While there is something to that, my personal definition is much less serious. To me, dignity is always conducting yourself in such a way that you are not ashamed of yourself. So, skipping down the sidewalk holding hands with your four year-old daughter has dignity. So does screaming your head off at a sporting event.
The only thing that, to me, lacks dignity is acting in ways that you would not like other people to know about.
Dignity is behavior that exemplifies self-value, respect, strength and ethics. It also is connected to intent and purpose. President Kennedy said, “I believe in human dignity as the source of national purpose...” (1) Marcus Aurelius said, “...there is a proper dignity and proportion to be observed in the performance of every act of life.”
Sometimes circumstances can challenge these things. Bob Dylan wrote a song called “Dignity” where he looks at different slants on dignity in various situations.

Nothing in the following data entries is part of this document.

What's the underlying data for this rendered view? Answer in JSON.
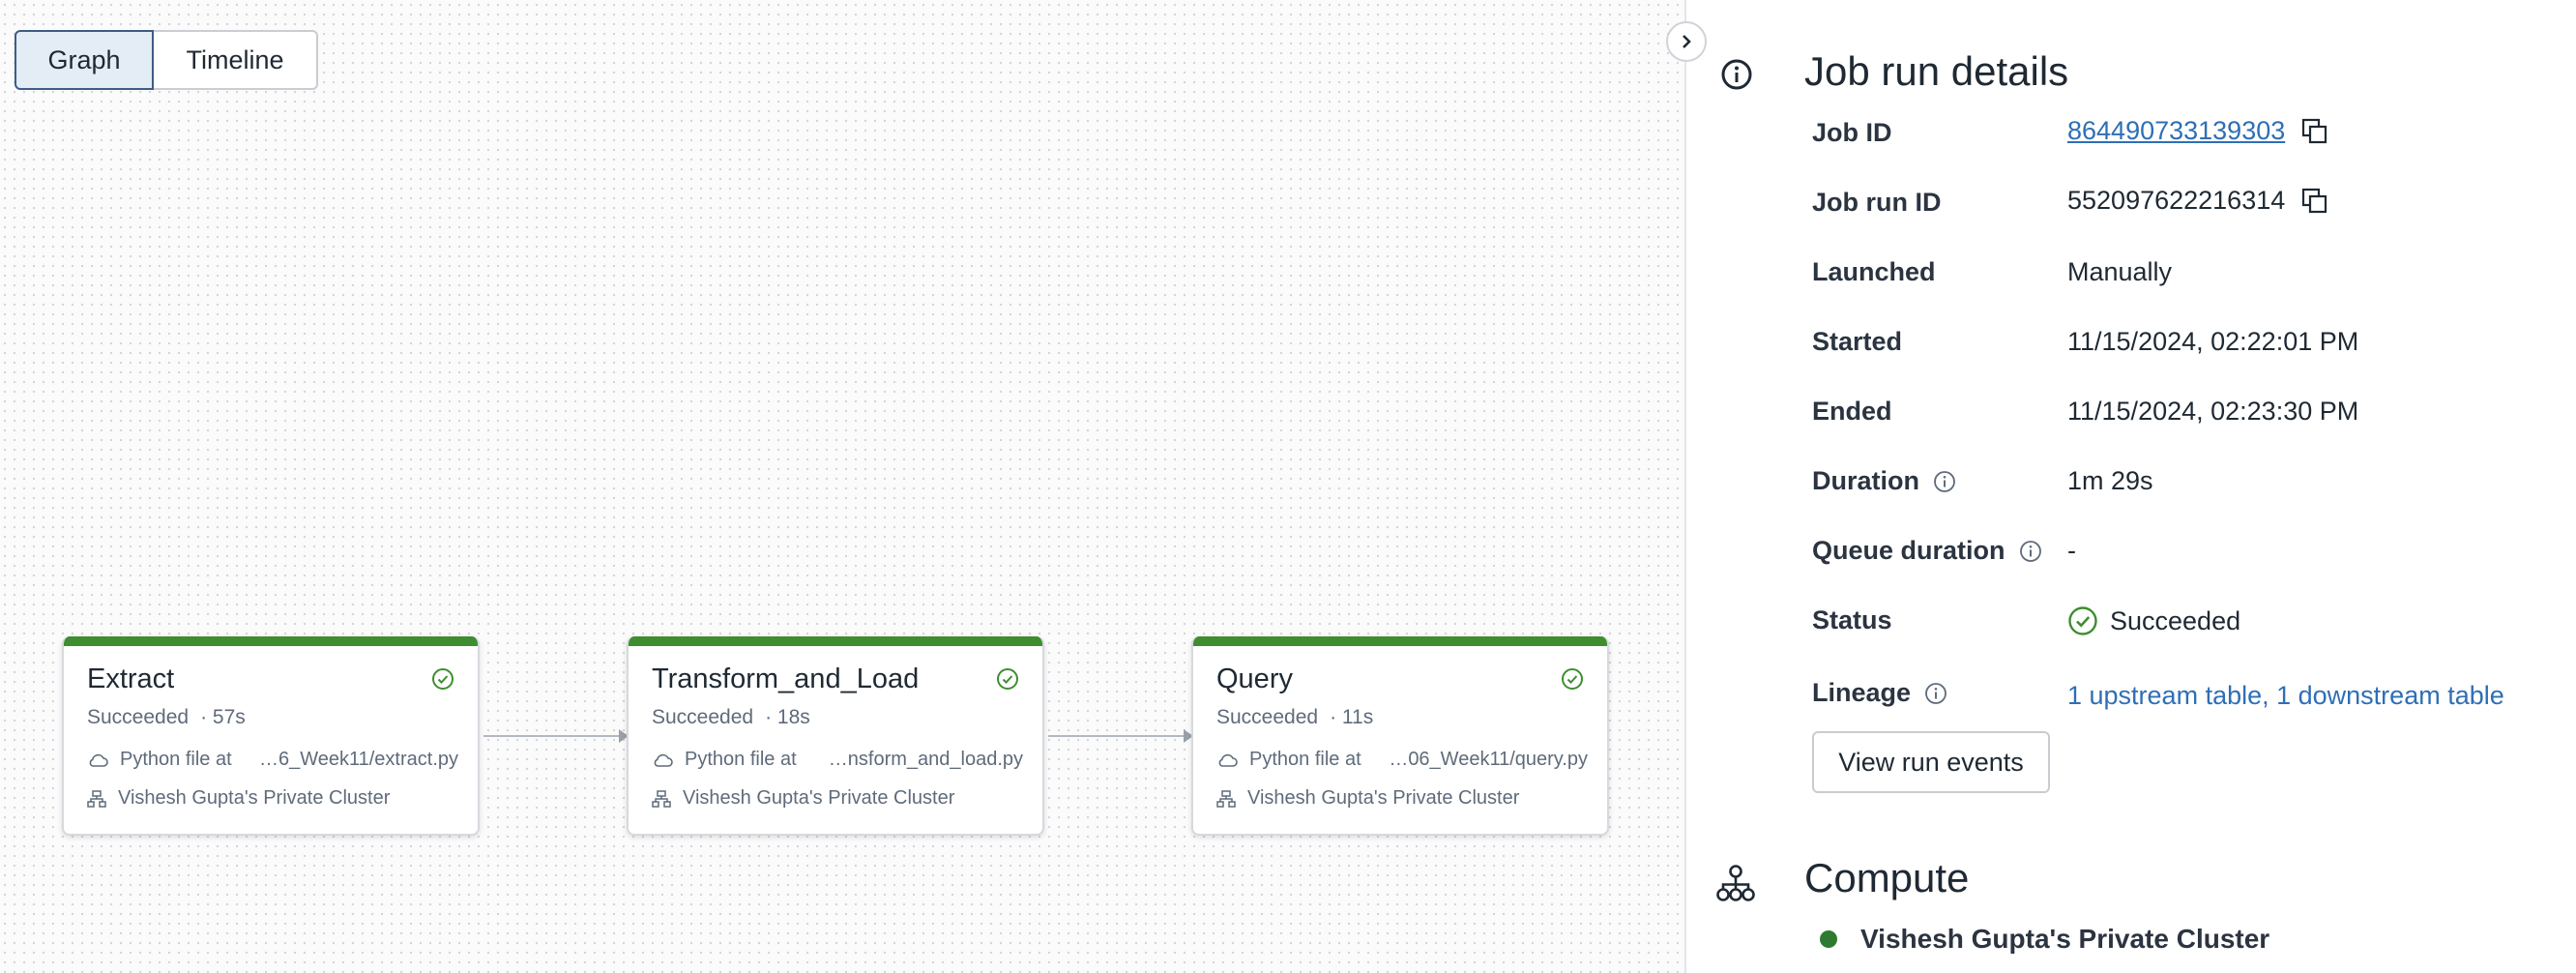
{
  "view_toggle": {
    "graph_label": "Graph",
    "timeline_label": "Timeline",
    "selected": "Graph"
  },
  "tasks": [
    {
      "name": "Extract",
      "status": "Succeeded",
      "duration": "· 57s",
      "file_label": "Python file at",
      "file_path": "…6_Week11/extract.py",
      "cluster": "Vishesh Gupta's Private Cluster"
    },
    {
      "name": "Transform_and_Load",
      "status": "Succeeded",
      "duration": "· 18s",
      "file_label": "Python file at",
      "file_path": "…nsform_and_load.py",
      "cluster": "Vishesh Gupta's Private Cluster"
    },
    {
      "name": "Query",
      "status": "Succeeded",
      "duration": "· 11s",
      "file_label": "Python file at",
      "file_path": "…06_Week11/query.py",
      "cluster": "Vishesh Gupta's Private Cluster"
    }
  ],
  "details": {
    "title": "Job run details",
    "job_id_label": "Job ID",
    "job_id": "864490733139303",
    "job_run_id_label": "Job run ID",
    "job_run_id": "552097622216314",
    "launched_label": "Launched",
    "launched": "Manually",
    "started_label": "Started",
    "started": "11/15/2024, 02:22:01 PM",
    "ended_label": "Ended",
    "ended": "11/15/2024, 02:23:30 PM",
    "duration_label": "Duration",
    "duration": "1m 29s",
    "queue_duration_label": "Queue duration",
    "queue_duration": "-",
    "status_label": "Status",
    "status": "Succeeded",
    "lineage_label": "Lineage",
    "lineage": "1 upstream table, 1 downstream table",
    "view_run_events_label": "View run events"
  },
  "compute": {
    "title": "Compute",
    "cluster_name": "Vishesh Gupta's Private Cluster"
  },
  "colors": {
    "success": "#3e8e2f",
    "link": "#2e6fb5",
    "selected_toggle": "#e4ecf6"
  },
  "icons": [
    "info-circle-icon",
    "copy-icon",
    "check-circle-icon",
    "cloud-icon",
    "cluster-icon",
    "compute-icon",
    "chevron-right-icon"
  ]
}
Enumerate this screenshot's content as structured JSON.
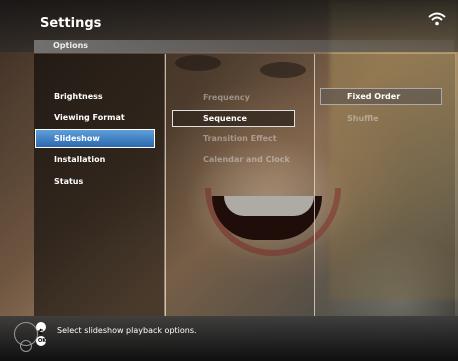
{
  "header": {
    "title": "Settings",
    "subtitle": "Options"
  },
  "menu": {
    "column1": [
      "Brightness",
      "Viewing Format",
      "Slideshow",
      "Installation",
      "Status"
    ],
    "selected1": "Slideshow",
    "column2": [
      "Frequency",
      "Sequence",
      "Transition Effect",
      "Calendar and Clock"
    ],
    "selected2": "Sequence",
    "column3": [
      "Fixed Order",
      "Shuffle"
    ],
    "selected3": "Fixed Order"
  },
  "footer": {
    "status_text": "Select slideshow playback options.",
    "ok_label": "OK"
  },
  "colors": {
    "selection_blue": "#3f84c8"
  },
  "icons": [
    "wifi-icon",
    "back-icon",
    "ok-icon",
    "navigation-ring-icon"
  ]
}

At the end he wonders what it will take to find dignity.
This is a question that is connected to the definition of “dignity.” How does one find it? If one has a moral code, a higher purpose and a belief in him/herself, this is a strong beginning. If others recognize this in a person, it is reinforced.
The dignity of all is recognized by the United Nations, “All human beings are born free and equal in dignity and rights.” (3)

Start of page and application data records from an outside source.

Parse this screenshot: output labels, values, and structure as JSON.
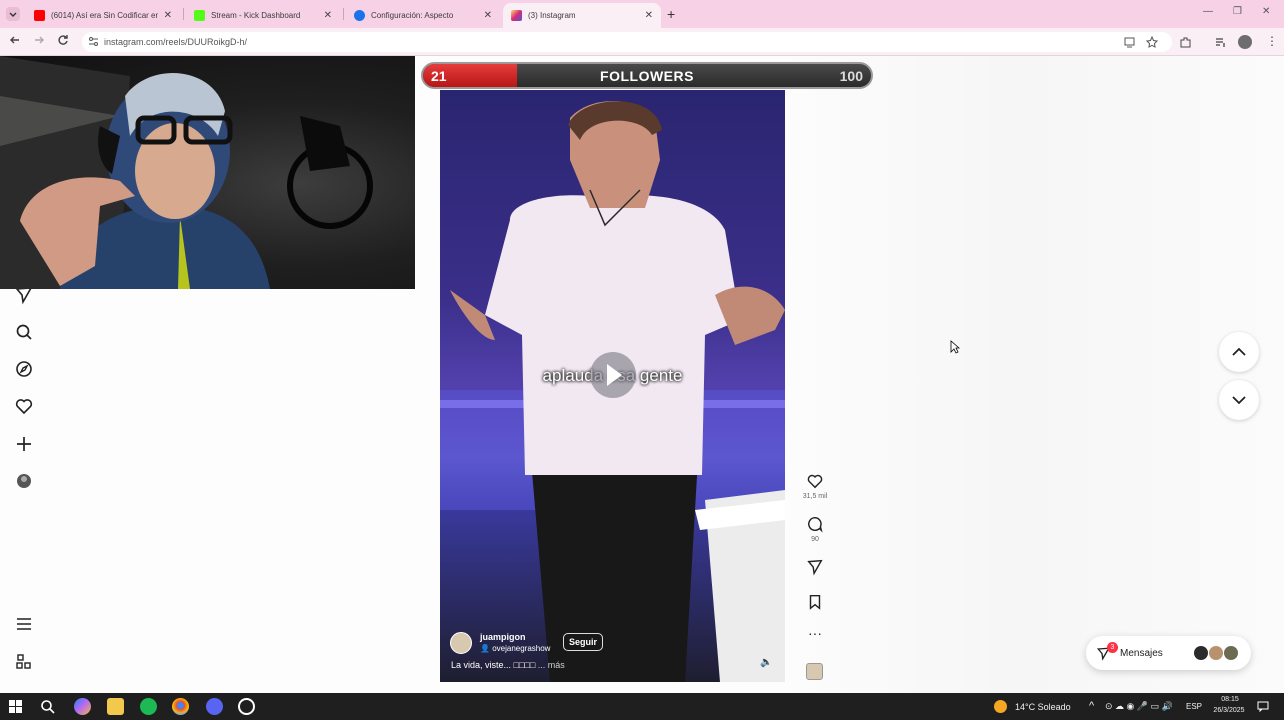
{
  "browser": {
    "tabs": [
      {
        "title": "(6014) Así era Sin Codificar en",
        "favicon_color": "#ff0000",
        "active": false
      },
      {
        "title": "Stream - Kick Dashboard",
        "favicon_color": "#53fc18",
        "active": false
      },
      {
        "title": "Configuración: Aspecto",
        "favicon_color": "#1a73e8",
        "active": false
      },
      {
        "title": "(3) Instagram",
        "favicon_color": "#e1306c",
        "active": true
      }
    ],
    "new_tab_label": "+",
    "url": "instagram.com/reels/DUURoikgD-h/"
  },
  "overlay": {
    "followers_current": "21",
    "followers_label": "FOLLOWERS",
    "followers_goal": "100",
    "progress_fraction": 0.21
  },
  "instagram": {
    "sidebar_icons": [
      "messenger-icon",
      "search-icon",
      "explore-icon",
      "heart-icon",
      "create-icon",
      "profile-avatar",
      "menu-icon",
      "more-icon"
    ],
    "reel": {
      "subtitle": "aplauda esa gente",
      "author": "juampigon",
      "author_sub": "ovejanegrashow",
      "follow_label": "Seguir",
      "caption": "La vida, viste... □□□□",
      "caption_more": "... más"
    },
    "actions": {
      "likes": "31,5 mil",
      "comments": "90"
    },
    "messages": {
      "label": "Mensajes",
      "badge": "3"
    }
  },
  "taskbar": {
    "weather": "14°C  Soleado",
    "language": "ESP",
    "time": "08:15",
    "date": "26/3/2025"
  }
}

(1) Address of John F. Kennedy upon accepting the Liberal Party Nomination for President, NY, NY, September 14, 1960
(2) Meditations, IV, 32
(3) Universal Declaration of Human Rights, United Nations General Assembly, December 10, 1948 at the Palais de Chaillot in Paris

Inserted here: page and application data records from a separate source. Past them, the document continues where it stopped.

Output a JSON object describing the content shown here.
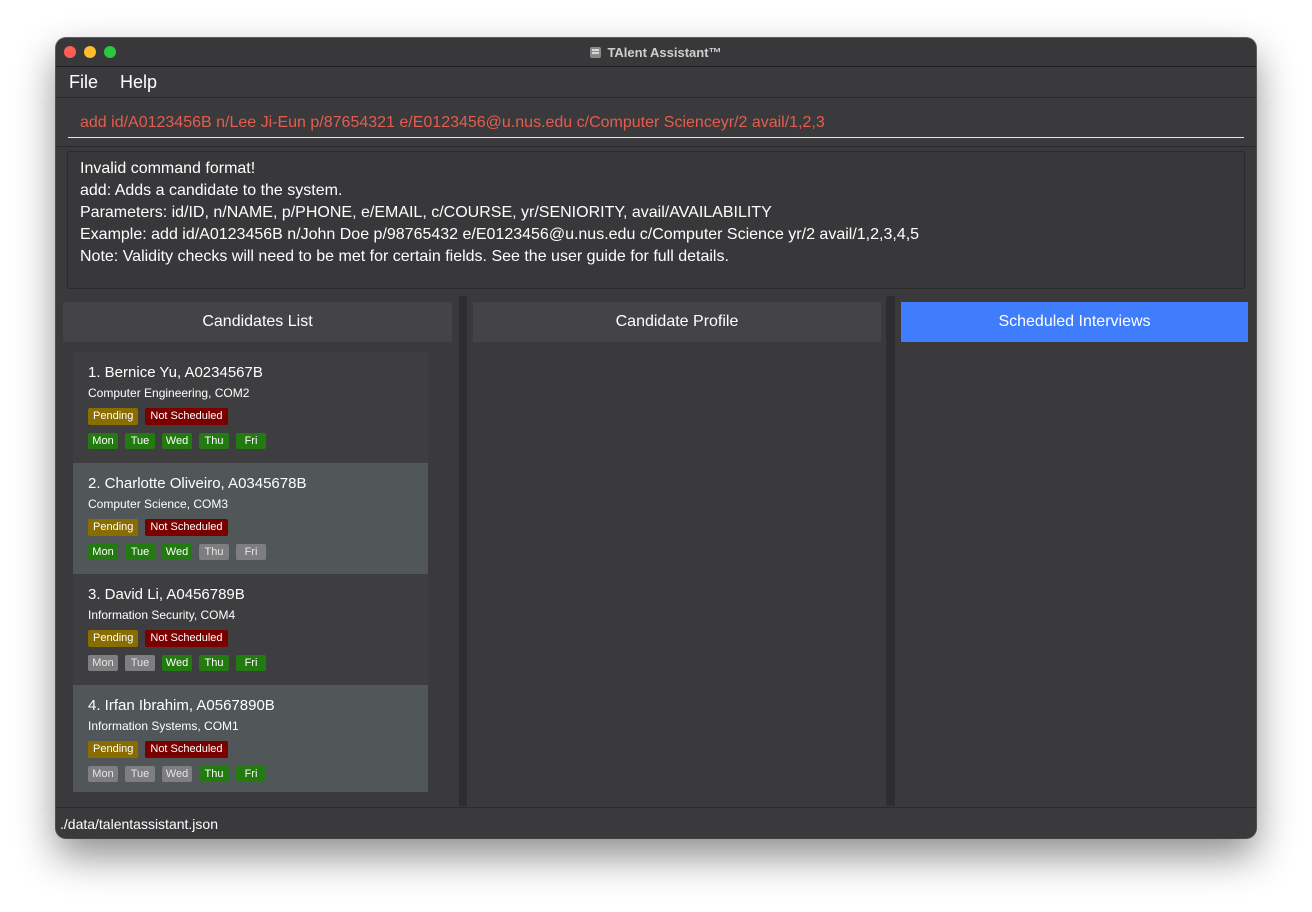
{
  "window": {
    "title": "TAlent Assistant™"
  },
  "menu": {
    "file": "File",
    "help": "Help"
  },
  "command": {
    "value": "add id/A0123456B n/Lee Ji-Eun p/87654321 e/E0123456@u.nus.edu c/Computer Scienceyr/2 avail/1,2,3"
  },
  "result": {
    "lines": [
      "Invalid command format!",
      "add: Adds a candidate to the system.",
      "Parameters: id/ID, n/NAME, p/PHONE, e/EMAIL, c/COURSE, yr/SENIORITY, avail/AVAILABILITY",
      "Example: add id/A0123456B n/John Doe p/98765432 e/E0123456@u.nus.edu c/Computer Science yr/2 avail/1,2,3,4,5",
      "Note: Validity checks will need to be met for certain fields. See the user guide for full details."
    ]
  },
  "panels": {
    "candidates_title": "Candidates List",
    "profile_title": "Candidate Profile",
    "interviews_title": "Scheduled Interviews"
  },
  "candidates": [
    {
      "name": "1.  Bernice Yu, A0234567B",
      "course": "Computer Engineering, COM2",
      "status": "Pending",
      "schedule": "Not Scheduled",
      "days": [
        {
          "label": "Mon",
          "available": true
        },
        {
          "label": "Tue",
          "available": true
        },
        {
          "label": "Wed",
          "available": true
        },
        {
          "label": "Thu",
          "available": true
        },
        {
          "label": "Fri",
          "available": true
        }
      ]
    },
    {
      "name": "2.  Charlotte Oliveiro, A0345678B",
      "course": "Computer Science, COM3",
      "status": "Pending",
      "schedule": "Not Scheduled",
      "days": [
        {
          "label": "Mon",
          "available": true
        },
        {
          "label": "Tue",
          "available": true
        },
        {
          "label": "Wed",
          "available": true
        },
        {
          "label": "Thu",
          "available": false
        },
        {
          "label": "Fri",
          "available": false
        }
      ]
    },
    {
      "name": "3.  David Li, A0456789B",
      "course": "Information Security, COM4",
      "status": "Pending",
      "schedule": "Not Scheduled",
      "days": [
        {
          "label": "Mon",
          "available": false
        },
        {
          "label": "Tue",
          "available": false
        },
        {
          "label": "Wed",
          "available": true
        },
        {
          "label": "Thu",
          "available": true
        },
        {
          "label": "Fri",
          "available": true
        }
      ]
    },
    {
      "name": "4.  Irfan Ibrahim, A0567890B",
      "course": "Information Systems, COM1",
      "status": "Pending",
      "schedule": "Not Scheduled",
      "days": [
        {
          "label": "Mon",
          "available": false
        },
        {
          "label": "Tue",
          "available": false
        },
        {
          "label": "Wed",
          "available": false
        },
        {
          "label": "Thu",
          "available": true
        },
        {
          "label": "Fri",
          "available": true
        }
      ]
    }
  ],
  "status_bar": {
    "path": "./data/talentassistant.json"
  },
  "colors": {
    "accent": "#3f7dfd",
    "command_error": "#e35d4f",
    "pending": "#8a6d00",
    "not_scheduled": "#7a0000",
    "day_available": "#237a10",
    "day_unavailable": "#7e7e80"
  }
}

I think it depends on what type of dignity we're talking about here. If it's personal dignity, then that form is the degree of self-esteem or the sense of class exhibited by any one person at any given time.
For instance, the queen of England is seen with a great deal of personal dignity, or self-worth. A similar word with the same root is "dignified," meaning polite, appropriate, and adhering to standards and expectations of social grace. People who are dignified are many times considered to have great dignity as a result.
I'm not keen on the definitions of 'dignity' that relate too much to propriety and etiquette and ceremony, such as that at funerals, although of course any deceased person and their family deserves respect. I prefer to think of 'dignity' in terrms of the rights of the individual and his innate sense of self-respect.A person who has dignity has had it naturally from birth and spiritual believers would say it is a precious right given by God. Some people squander it, some are forced into compromizing it through utter destitution and this is a crime of which society as a whole is culpable where it concerns cases of children or women or the poor being exploited or violated for the gain of another or just to get food to keep themselves alive. I like the old origin where the word stems from the word 'worthy.' All humans are born with innate dignity and deserve to keep it - some squander it for no reason at all.
Great question. I think dignity comes from knowing who you are, and being comfortable with this. If a person is Christian, then he or she should take pride that they are created in the image of God. If a person is not religion, then that person should be proud that he or she is a human with certain inalienable rights. This will entail not backing down from yourself knowledge, even in the midst of hardships. For example, it should be beneath a person's "dignity" to beg. It should be beneath a person's "dignity" to cheat. Why? There is inherent "dignity" in people. We should uphold this in other and in ourselves.